- WHAT THIS TASK INVOLVES
The reply has to be a number alone, equal to how many lines in the entries below hold the string "battery".

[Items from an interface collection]
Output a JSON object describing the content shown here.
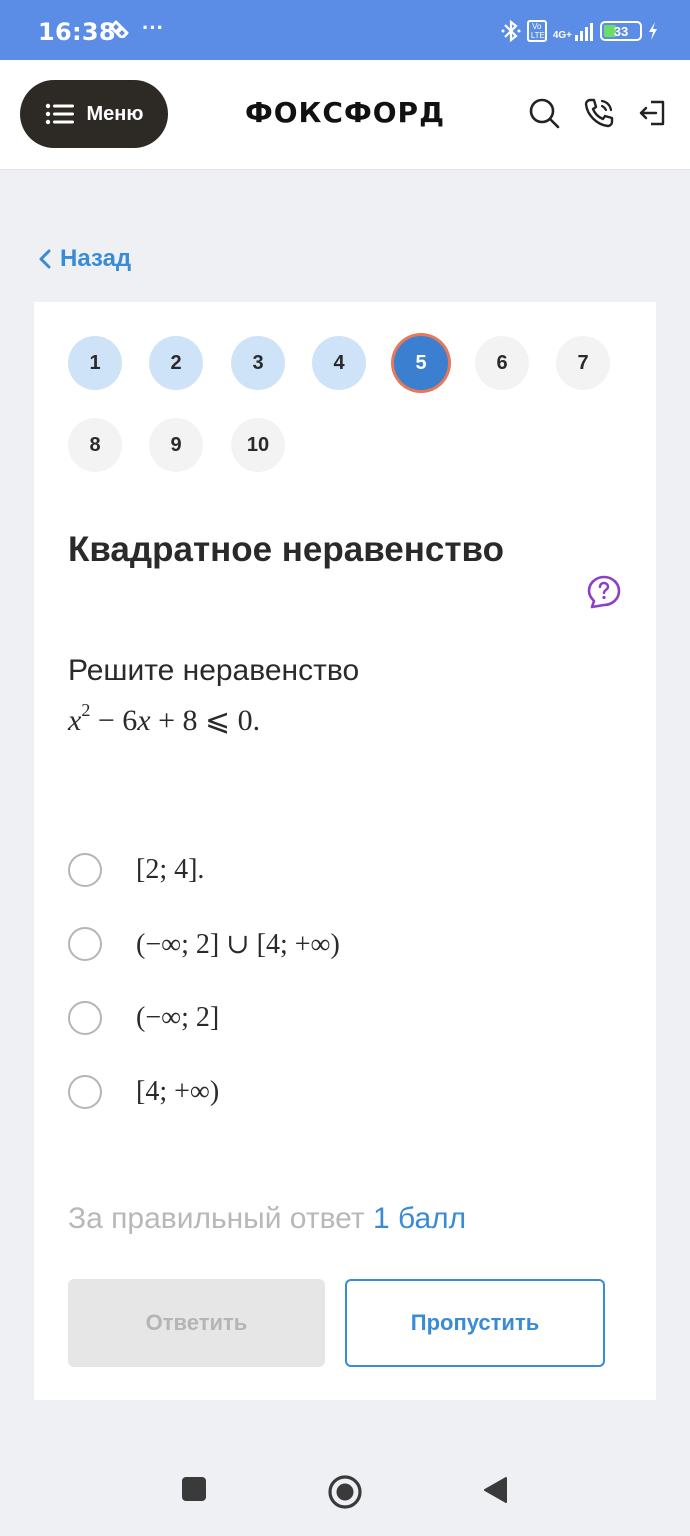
{
  "status_bar": {
    "time": "16:38",
    "dots": "···",
    "volte": "Vo LTE",
    "network": "4G+",
    "battery": "33",
    "icons": [
      "heartbeat-icon",
      "bluetooth-icon",
      "signal-icon",
      "battery-icon",
      "charging-icon"
    ]
  },
  "header": {
    "menu_label": "Меню",
    "logo": "ФОКСФОРД",
    "icons": [
      "search-icon",
      "phone-icon",
      "logout-icon"
    ]
  },
  "back": {
    "label": "Назад"
  },
  "steps": {
    "items": [
      {
        "label": "1",
        "state": "done"
      },
      {
        "label": "2",
        "state": "done"
      },
      {
        "label": "3",
        "state": "done"
      },
      {
        "label": "4",
        "state": "done"
      },
      {
        "label": "5",
        "state": "current"
      },
      {
        "label": "6",
        "state": "todo"
      },
      {
        "label": "7",
        "state": "todo"
      },
      {
        "label": "8",
        "state": "todo"
      },
      {
        "label": "9",
        "state": "todo"
      },
      {
        "label": "10",
        "state": "todo"
      }
    ]
  },
  "question": {
    "title": "Квадратное неравенство",
    "text": "Решите неравенство",
    "formula": {
      "var": "x",
      "exp": "2",
      "rest": " − 6",
      "var2": "x",
      "tail": " + 8 ⩽ 0."
    },
    "options": [
      {
        "label": "[2; 4]."
      },
      {
        "label": "(−∞; 2] ∪ [4; +∞)"
      },
      {
        "label": "(−∞; 2]"
      },
      {
        "label": "[4; +∞)"
      }
    ]
  },
  "scoring": {
    "prefix": "За правильный ответ",
    "points": "1 балл"
  },
  "actions": {
    "submit_label": "Ответить",
    "skip_label": "Пропустить"
  },
  "colors": {
    "accent": "#3a8bd6",
    "current_step": "#3a7fd0",
    "current_ring": "#e8785a",
    "done_step": "#cfe3f8",
    "help_icon": "#8a3fc9",
    "status_bar": "#5b8de6"
  }
}
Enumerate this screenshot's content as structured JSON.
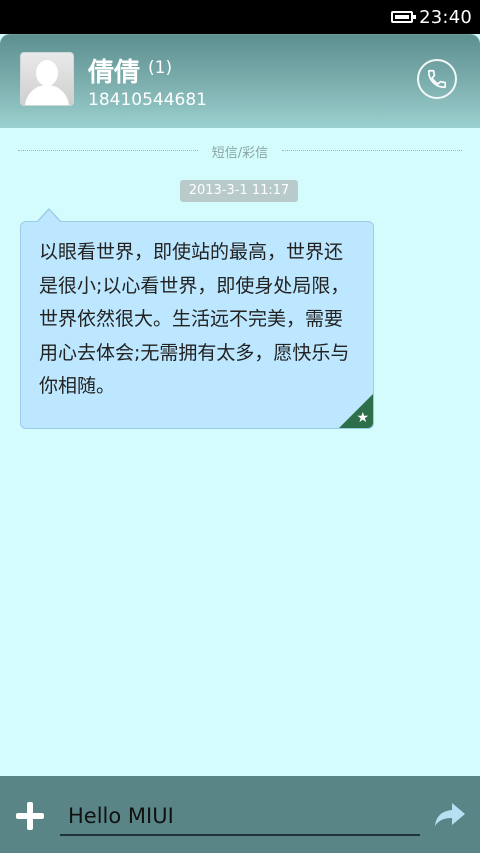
{
  "status_bar": {
    "time": "23:40",
    "battery_icon": "battery-full-icon"
  },
  "header": {
    "contact_name": "倩倩",
    "unread_count": "(1)",
    "phone_number": "18410544681",
    "call_icon": "phone-icon"
  },
  "conversation": {
    "divider_label": "短信/彩信",
    "timestamp": "2013-3-1 11:17",
    "message_text": "以眼看世界，即使站的最高，世界还是很小;以心看世界，即使身处局限，世界依然很大。生活远不完美，需要用心去体会;无需拥有太多，愿快乐与你相随。",
    "favorite_icon": "star-icon"
  },
  "composer": {
    "input_value": "Hello MIUI",
    "add_icon": "plus-icon",
    "send_icon": "send-arrow-icon"
  },
  "colors": {
    "background": "#d4fcfd",
    "header": "#7fb0b0",
    "bubble": "#bde7ff",
    "composer": "#5a8587",
    "star_corner": "#2d6f4b"
  }
}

- WRITTEN REPLY
3